[Dataset excerpts]
+--

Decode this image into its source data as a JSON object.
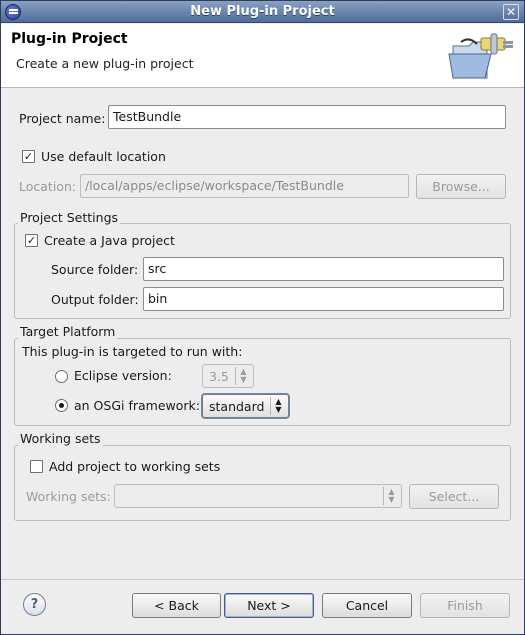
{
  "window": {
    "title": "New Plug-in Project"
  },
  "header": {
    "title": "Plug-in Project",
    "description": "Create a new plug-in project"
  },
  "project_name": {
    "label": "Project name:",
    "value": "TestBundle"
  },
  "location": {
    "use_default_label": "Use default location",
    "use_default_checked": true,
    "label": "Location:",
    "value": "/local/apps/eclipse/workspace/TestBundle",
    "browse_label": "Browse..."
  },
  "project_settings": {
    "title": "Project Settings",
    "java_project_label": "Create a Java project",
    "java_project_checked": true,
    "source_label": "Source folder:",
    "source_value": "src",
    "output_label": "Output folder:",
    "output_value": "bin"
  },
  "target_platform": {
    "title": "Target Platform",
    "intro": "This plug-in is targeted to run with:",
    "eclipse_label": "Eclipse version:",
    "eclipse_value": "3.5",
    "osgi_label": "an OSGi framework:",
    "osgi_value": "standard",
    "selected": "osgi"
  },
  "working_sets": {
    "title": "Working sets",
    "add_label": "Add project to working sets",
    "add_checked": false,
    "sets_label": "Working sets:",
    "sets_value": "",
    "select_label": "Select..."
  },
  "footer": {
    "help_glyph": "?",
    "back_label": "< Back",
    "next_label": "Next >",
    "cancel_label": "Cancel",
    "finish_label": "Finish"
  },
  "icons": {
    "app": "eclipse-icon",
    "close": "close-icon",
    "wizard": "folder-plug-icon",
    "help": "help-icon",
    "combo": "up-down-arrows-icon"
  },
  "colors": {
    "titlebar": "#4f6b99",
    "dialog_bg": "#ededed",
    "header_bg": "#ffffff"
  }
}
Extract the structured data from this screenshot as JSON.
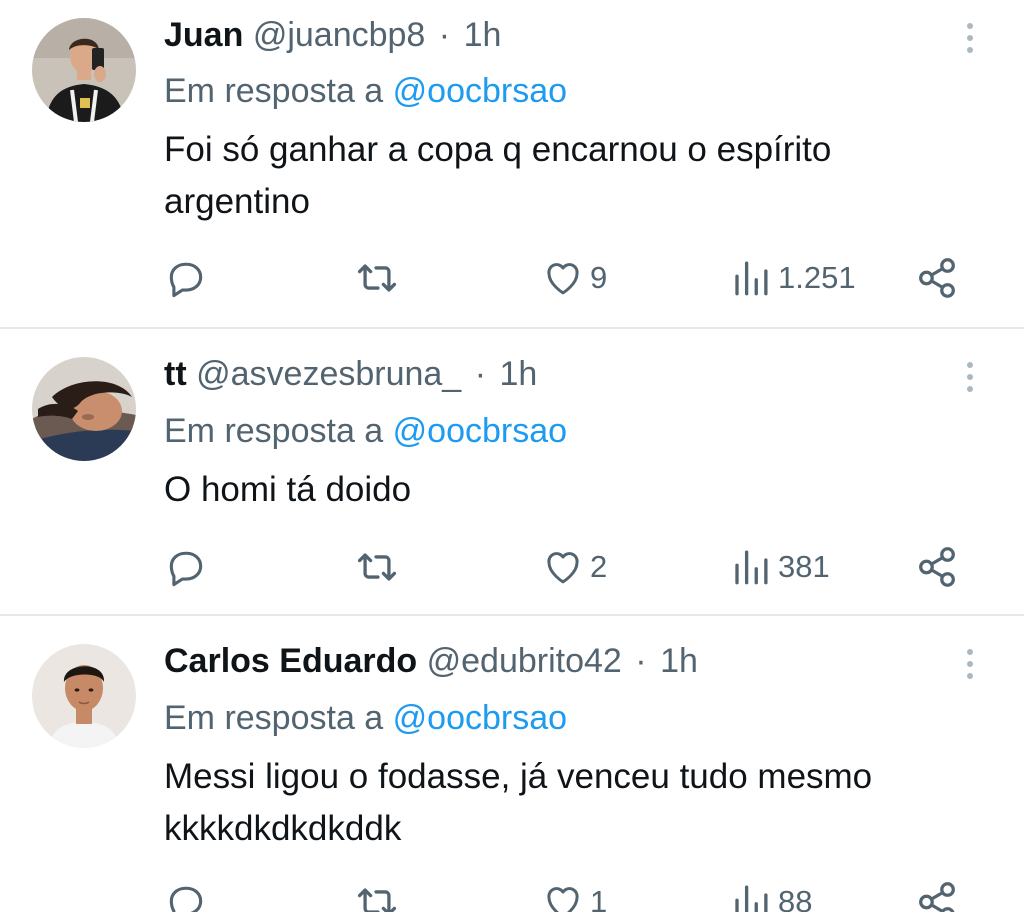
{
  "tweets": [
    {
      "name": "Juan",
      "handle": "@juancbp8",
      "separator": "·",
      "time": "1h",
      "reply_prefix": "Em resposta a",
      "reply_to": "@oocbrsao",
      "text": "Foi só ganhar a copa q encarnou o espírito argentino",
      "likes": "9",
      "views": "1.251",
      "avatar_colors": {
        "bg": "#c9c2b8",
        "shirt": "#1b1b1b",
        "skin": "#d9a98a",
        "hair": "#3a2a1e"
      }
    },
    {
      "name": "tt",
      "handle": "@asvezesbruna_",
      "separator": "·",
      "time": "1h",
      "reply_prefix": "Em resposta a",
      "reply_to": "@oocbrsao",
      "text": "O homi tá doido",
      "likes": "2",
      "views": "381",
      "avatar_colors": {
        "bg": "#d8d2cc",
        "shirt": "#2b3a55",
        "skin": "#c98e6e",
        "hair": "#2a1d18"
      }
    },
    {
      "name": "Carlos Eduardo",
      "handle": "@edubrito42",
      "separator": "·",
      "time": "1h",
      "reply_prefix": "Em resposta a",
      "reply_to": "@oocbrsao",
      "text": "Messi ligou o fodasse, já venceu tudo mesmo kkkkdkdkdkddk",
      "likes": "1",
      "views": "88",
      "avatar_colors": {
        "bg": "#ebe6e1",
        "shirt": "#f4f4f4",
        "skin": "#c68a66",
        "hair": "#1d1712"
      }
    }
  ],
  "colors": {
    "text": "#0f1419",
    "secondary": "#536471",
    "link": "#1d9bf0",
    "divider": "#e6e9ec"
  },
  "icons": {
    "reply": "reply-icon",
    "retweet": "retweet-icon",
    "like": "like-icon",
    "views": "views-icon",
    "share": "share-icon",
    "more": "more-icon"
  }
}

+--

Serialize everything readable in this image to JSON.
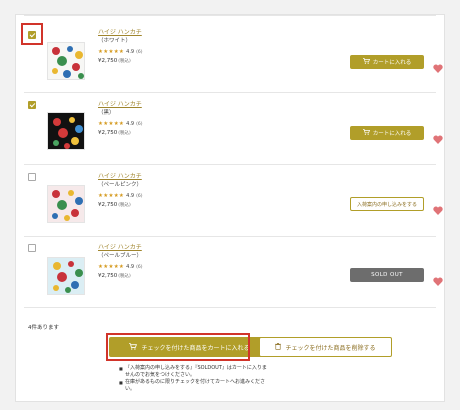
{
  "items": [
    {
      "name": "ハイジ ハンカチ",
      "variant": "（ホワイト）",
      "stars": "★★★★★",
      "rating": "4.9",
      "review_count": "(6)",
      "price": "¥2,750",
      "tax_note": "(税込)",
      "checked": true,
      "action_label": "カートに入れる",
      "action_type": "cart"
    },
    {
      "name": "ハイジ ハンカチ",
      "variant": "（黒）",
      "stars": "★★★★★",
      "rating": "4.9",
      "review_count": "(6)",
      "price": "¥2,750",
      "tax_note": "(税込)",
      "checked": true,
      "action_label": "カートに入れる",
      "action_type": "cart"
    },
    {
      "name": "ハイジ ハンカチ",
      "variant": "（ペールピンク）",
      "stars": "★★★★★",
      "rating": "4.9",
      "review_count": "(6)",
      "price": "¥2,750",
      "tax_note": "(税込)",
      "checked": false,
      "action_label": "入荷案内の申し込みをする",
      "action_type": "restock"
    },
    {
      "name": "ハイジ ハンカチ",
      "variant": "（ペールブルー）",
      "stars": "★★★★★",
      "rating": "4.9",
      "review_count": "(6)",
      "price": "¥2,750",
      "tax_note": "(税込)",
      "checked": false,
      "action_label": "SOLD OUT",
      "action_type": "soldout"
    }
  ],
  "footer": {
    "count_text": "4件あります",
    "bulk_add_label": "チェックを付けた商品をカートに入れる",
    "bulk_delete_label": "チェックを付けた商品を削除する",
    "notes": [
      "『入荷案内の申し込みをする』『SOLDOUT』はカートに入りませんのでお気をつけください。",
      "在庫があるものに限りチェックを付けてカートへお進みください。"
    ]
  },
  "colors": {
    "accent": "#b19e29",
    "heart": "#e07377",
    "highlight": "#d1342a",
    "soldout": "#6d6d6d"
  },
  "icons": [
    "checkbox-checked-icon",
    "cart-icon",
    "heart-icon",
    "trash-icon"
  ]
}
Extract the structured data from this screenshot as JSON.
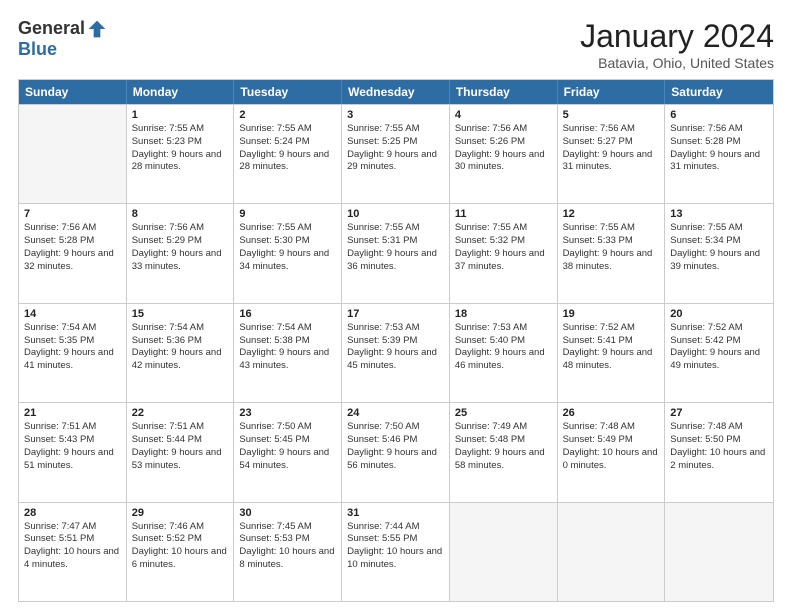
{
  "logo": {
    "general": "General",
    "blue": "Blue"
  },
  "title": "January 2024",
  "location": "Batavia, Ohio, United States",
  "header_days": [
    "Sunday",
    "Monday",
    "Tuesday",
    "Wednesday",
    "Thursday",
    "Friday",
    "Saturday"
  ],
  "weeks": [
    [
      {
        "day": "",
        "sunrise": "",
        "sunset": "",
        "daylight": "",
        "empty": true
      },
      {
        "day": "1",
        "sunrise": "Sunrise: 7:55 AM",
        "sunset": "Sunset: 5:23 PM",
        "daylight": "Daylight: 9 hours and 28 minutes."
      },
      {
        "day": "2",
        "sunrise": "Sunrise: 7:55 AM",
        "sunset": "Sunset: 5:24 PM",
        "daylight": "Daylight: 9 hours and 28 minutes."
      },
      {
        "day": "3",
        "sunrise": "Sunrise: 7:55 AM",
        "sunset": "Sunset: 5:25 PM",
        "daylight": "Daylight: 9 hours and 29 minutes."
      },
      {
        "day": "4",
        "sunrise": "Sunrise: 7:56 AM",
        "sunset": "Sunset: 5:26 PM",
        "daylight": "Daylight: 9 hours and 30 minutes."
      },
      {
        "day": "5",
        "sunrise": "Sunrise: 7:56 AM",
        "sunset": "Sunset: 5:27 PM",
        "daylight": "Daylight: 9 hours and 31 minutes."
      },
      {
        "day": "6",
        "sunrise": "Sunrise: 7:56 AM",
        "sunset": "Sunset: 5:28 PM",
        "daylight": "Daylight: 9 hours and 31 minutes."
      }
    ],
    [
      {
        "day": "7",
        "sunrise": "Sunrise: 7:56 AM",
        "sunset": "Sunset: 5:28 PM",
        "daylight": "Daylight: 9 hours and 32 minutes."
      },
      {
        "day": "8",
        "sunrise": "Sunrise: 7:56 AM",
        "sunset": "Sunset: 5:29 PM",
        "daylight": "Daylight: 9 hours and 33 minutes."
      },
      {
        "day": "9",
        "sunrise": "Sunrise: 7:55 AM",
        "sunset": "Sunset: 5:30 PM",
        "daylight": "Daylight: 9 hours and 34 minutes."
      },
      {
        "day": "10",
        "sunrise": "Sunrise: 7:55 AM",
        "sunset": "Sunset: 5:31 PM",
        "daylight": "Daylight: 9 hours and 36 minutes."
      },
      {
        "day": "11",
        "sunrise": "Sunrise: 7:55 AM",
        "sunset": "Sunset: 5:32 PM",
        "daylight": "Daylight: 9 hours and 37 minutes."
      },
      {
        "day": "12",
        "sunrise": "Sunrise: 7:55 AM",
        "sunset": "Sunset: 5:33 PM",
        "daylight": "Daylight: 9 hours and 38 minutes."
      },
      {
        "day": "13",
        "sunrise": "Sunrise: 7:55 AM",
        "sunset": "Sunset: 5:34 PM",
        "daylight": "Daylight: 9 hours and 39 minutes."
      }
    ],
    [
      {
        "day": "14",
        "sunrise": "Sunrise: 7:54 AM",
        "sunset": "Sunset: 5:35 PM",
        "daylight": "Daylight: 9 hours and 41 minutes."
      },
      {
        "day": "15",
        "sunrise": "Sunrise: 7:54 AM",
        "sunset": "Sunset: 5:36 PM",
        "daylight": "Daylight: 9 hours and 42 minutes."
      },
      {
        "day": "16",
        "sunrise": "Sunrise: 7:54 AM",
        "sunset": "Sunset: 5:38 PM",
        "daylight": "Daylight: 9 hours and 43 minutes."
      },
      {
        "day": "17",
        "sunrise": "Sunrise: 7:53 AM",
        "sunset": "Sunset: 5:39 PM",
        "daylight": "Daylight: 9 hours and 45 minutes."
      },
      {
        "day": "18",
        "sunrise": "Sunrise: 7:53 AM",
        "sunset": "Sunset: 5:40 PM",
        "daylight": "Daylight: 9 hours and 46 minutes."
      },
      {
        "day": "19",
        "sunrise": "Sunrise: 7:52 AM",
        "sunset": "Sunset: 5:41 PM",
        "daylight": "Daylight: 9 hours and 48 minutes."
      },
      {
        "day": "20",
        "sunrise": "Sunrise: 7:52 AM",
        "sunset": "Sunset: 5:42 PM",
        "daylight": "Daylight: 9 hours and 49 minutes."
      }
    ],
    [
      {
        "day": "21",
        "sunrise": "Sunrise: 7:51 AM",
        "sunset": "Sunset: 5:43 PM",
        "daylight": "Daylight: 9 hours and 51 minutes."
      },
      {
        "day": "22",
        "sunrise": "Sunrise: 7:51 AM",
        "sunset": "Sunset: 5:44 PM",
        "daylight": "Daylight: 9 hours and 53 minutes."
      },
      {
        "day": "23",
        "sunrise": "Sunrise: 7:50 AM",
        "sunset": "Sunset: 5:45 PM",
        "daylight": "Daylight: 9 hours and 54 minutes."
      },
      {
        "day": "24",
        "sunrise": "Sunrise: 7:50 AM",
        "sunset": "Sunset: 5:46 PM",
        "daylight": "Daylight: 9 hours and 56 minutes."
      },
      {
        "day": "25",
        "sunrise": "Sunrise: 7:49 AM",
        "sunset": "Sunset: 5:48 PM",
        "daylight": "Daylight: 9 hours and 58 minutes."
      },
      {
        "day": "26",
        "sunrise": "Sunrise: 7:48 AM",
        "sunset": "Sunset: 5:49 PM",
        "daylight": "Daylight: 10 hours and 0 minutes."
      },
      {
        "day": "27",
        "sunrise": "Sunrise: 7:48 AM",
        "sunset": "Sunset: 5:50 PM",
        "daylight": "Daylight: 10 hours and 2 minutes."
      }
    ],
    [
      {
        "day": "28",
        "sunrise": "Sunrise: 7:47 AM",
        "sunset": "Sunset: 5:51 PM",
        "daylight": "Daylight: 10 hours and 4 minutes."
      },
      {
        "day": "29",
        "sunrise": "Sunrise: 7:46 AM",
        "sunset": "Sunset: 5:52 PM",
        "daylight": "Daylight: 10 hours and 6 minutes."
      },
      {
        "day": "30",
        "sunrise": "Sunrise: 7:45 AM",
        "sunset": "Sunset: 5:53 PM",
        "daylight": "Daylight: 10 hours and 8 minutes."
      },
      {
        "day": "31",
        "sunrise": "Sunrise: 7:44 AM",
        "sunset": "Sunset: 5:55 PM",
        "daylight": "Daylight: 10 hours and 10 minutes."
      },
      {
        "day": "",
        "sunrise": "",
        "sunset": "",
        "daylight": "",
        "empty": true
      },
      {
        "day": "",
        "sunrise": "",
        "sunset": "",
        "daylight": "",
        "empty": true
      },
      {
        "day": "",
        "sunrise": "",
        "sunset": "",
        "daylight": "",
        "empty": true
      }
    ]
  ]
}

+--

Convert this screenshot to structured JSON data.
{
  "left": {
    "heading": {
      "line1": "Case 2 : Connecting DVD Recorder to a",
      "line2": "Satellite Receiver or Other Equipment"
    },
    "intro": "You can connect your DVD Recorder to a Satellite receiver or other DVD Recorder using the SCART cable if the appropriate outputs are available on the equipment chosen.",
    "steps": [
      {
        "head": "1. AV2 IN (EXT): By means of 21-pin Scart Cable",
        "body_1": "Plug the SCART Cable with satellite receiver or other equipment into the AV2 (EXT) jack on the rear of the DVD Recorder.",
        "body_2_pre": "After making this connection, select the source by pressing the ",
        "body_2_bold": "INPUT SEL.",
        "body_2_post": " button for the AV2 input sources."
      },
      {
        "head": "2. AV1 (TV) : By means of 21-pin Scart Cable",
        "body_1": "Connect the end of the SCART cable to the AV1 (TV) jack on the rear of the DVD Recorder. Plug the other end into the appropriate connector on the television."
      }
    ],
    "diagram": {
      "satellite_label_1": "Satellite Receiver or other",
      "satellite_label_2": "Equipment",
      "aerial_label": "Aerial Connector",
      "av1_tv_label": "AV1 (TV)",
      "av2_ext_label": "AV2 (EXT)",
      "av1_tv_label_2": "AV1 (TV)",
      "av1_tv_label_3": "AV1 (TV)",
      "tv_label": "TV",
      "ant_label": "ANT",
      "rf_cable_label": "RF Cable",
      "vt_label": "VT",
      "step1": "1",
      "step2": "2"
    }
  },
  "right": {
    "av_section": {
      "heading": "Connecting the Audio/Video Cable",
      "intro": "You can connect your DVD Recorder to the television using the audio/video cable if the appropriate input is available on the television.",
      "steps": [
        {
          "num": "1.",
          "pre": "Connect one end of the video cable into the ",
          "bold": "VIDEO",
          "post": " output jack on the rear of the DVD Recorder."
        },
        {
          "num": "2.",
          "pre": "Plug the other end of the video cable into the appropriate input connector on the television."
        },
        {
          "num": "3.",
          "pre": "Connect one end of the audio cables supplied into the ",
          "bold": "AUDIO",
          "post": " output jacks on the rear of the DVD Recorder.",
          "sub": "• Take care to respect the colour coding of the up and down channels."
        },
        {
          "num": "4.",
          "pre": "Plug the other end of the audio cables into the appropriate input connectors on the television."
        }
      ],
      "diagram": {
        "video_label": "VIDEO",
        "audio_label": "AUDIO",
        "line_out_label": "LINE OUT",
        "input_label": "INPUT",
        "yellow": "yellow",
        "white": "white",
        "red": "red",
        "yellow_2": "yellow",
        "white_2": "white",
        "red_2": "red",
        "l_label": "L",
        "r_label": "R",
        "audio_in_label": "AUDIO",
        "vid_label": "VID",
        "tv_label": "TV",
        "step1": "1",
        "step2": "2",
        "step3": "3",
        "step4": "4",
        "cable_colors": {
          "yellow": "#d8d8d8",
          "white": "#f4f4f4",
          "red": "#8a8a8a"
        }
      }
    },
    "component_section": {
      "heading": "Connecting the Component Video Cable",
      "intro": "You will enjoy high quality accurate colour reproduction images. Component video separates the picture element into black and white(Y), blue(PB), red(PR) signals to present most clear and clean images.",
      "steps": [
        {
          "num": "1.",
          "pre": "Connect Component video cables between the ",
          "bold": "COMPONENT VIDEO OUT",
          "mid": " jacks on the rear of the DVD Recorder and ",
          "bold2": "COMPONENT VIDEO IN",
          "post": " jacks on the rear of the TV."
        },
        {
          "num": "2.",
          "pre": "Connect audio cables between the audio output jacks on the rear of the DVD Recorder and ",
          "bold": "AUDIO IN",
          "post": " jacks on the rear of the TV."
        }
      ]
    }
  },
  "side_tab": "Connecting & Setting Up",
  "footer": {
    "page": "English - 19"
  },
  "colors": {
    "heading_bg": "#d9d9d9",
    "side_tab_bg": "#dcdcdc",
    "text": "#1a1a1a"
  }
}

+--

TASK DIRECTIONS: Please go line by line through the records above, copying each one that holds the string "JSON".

OUTPUT FOR THIS EXERCISE:
Decode this image into its source data as a JSON object.
Extract the structured data from this screenshot as JSON.
Serialize everything readable in this image to JSON.
Extract the structured data from this screenshot as JSON.
Convert this screenshot to structured JSON data.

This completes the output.